Artist Bob Barrow almost didn’t become an artist due to a Junior High teacher that criticized him so severely that he felt like “an idiot.” Luckily, Bob also had another art teacher in junior high. Walter Ehlert encouraged Bob so much that Bob calls him one of his greatest artistic influences.
Over the years, Bob has had his hand in dying fabrics and selling clothes, creating beautiful ceramic creations, and teaching theater to teenagers. Through all of this, his creativity was weaving in and out with the ebb and flow of his life.
When Bob started college at Midwestern State University (MSU now, but MU then) it was to become an English teacher, but once he took a pottery class, he fell in love. “When I was in my first senior year, I asked Wanda Cole, the ceramics teacher, if I could take ceramics as a play course,” he said with a smile. He counts her as another of his major artistic influences.
Bob ended up expanding his education by participating in a “dream come true”, around the world by ship, college sponsored trip. Chapman College in Orange, California, in partnership with World Campus Afloat, allowed Bob to see much of the world and study art and culture in many world ports. Art was quickly becoming a major part of Bob’s life.
During his college days, Bob also took some time off from higher education to move to California. At one point, he had a booth at the Laguna Beach Sawdust Festival. “During that time, I did everything I could to sell art,” he said. There, he and a couple of friends dressed as hippies and sold ceramics and other forms of art. Not having access to a kiln, limited his artistic output, but that did not deter him. He learned of a cold water dye called Procion that reacted chemically and with the cold water you could apply it like paint. I said, ‘Let’s try it on velvet and it worked!” Bob explained, “I wound up making clothes and stretching velvet and dying them. I went to JC Penny’s and I bought a Simplicity sewing book and a sewing machine and started creating and selling my wares myself,” he said. “I even sold clothes to Neiman Marcus and Dillards.”
I eventually came back to MSU, was here for a spring semester, but then decided that I wanted to change my major, so I moved back to California again,” Bob said. Three more years of being immersed in a thriving art community paid off. Bob was ready to move on with his formal education, so it was back to Texas again! He eventually graduated with a Bachelor of Science of Education from MSU. He was certified to teach all levels of art classes, and had a Bachelor of Fine Arts in ceramics and painting.
“The year I graduated from MSU, though, the Texas legislature decided to do away with art in the elementary schools, and the music teacher would usually take over the art,” he said. This put a damper on securing a job as an art teacher, so Bob worked at retail clothing sales and real estate sales. This did not stop Bob from pursuing his art. He eventually procured an art show at the Backdoor Theater and became very involved with the theater.

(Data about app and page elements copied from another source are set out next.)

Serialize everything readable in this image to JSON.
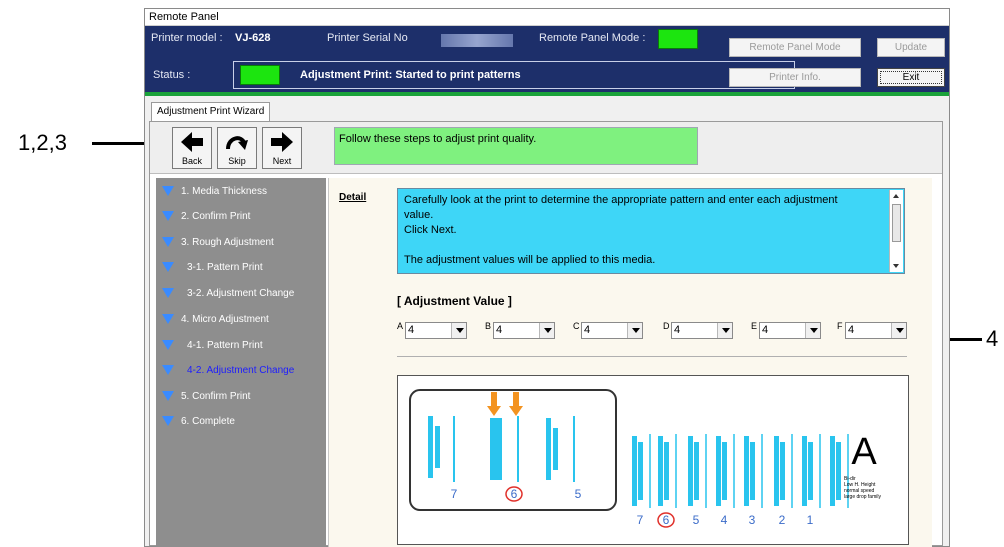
{
  "callouts": {
    "left": "1,2,3",
    "right": "4"
  },
  "window": {
    "title": "Remote Panel",
    "printer_model_label": "Printer model :",
    "printer_model": "VJ-628",
    "serial_label": "Printer Serial No",
    "panel_mode_label": "Remote Panel Mode :",
    "status_label": "Status :",
    "status_text": "Adjustment Print: Started to print patterns",
    "buttons": {
      "remote_panel_mode": "Remote Panel Mode",
      "update": "Update",
      "printer_info": "Printer Info.",
      "exit": "Exit"
    }
  },
  "tab": {
    "label": "Adjustment Print Wizard"
  },
  "toolbar": {
    "back": "Back",
    "skip": "Skip",
    "next": "Next",
    "guide": "Follow these steps to adjust print quality."
  },
  "steps": [
    {
      "label": "1. Media Thickness",
      "active": false
    },
    {
      "label": "2. Confirm Print",
      "active": false
    },
    {
      "label": "3. Rough Adjustment",
      "active": false
    },
    {
      "label": "3-1.  Pattern Print",
      "active": false
    },
    {
      "label": "3-2.  Adjustment Change",
      "active": false
    },
    {
      "label": "4. Micro Adjustment",
      "active": false
    },
    {
      "label": "4-1.  Pattern Print",
      "active": false
    },
    {
      "label": "4-2.  Adjustment Change",
      "active": true
    },
    {
      "label": "5. Confirm Print",
      "active": false
    },
    {
      "label": "6. Complete",
      "active": false
    }
  ],
  "detail": {
    "label": "Detail",
    "line1": "Carefully look at the print to determine the appropriate pattern and enter each adjustment",
    "line2": "value.",
    "line3": "Click Next.",
    "line4": "The adjustment values will be applied to this media."
  },
  "adjustment": {
    "title": "[ Adjustment Value ]",
    "fields": [
      {
        "letter": "A",
        "value": "4"
      },
      {
        "letter": "B",
        "value": "4"
      },
      {
        "letter": "C",
        "value": "4"
      },
      {
        "letter": "D",
        "value": "4"
      },
      {
        "letter": "E",
        "value": "4"
      },
      {
        "letter": "F",
        "value": "4"
      }
    ]
  },
  "pattern": {
    "zoom_numbers": [
      "7",
      "6",
      "5"
    ],
    "row_numbers": [
      "7",
      "6",
      "5",
      "4",
      "3",
      "2",
      "1"
    ],
    "big_letter": "A",
    "notes": [
      "Bi-dir",
      "Low H. Height",
      "normal speed",
      "large drop family"
    ],
    "colors": {
      "bar": "#29c4ee",
      "arrow": "#f39320",
      "circle": "#e0302a",
      "number": "#3b6cc9"
    }
  }
}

In fact, it was there that he met his wife Debbie during tap lessons for the show Anything Goes.
His love of theater eventually led to a career of teaching drama and theater at Burkburnett High School. He was also inducted into the Texas Thespian Hall of Fame. These events took him into his retirement and more time with his art. He enjoys dying silk scarves and working with his beloved ceramics. Bob shows his ceramics at the Wichita Falls Art Association Gallery and sells his works at fairs. Bob is also a featured artist in the upcoming Art & Soul Festival.
“From back in the 60’s my goal was to get people to stop and look at my art. I like for people to pick up my art. I think picking up things is good.” he said. Words from a true artist!
-Cindy Kahler Thomas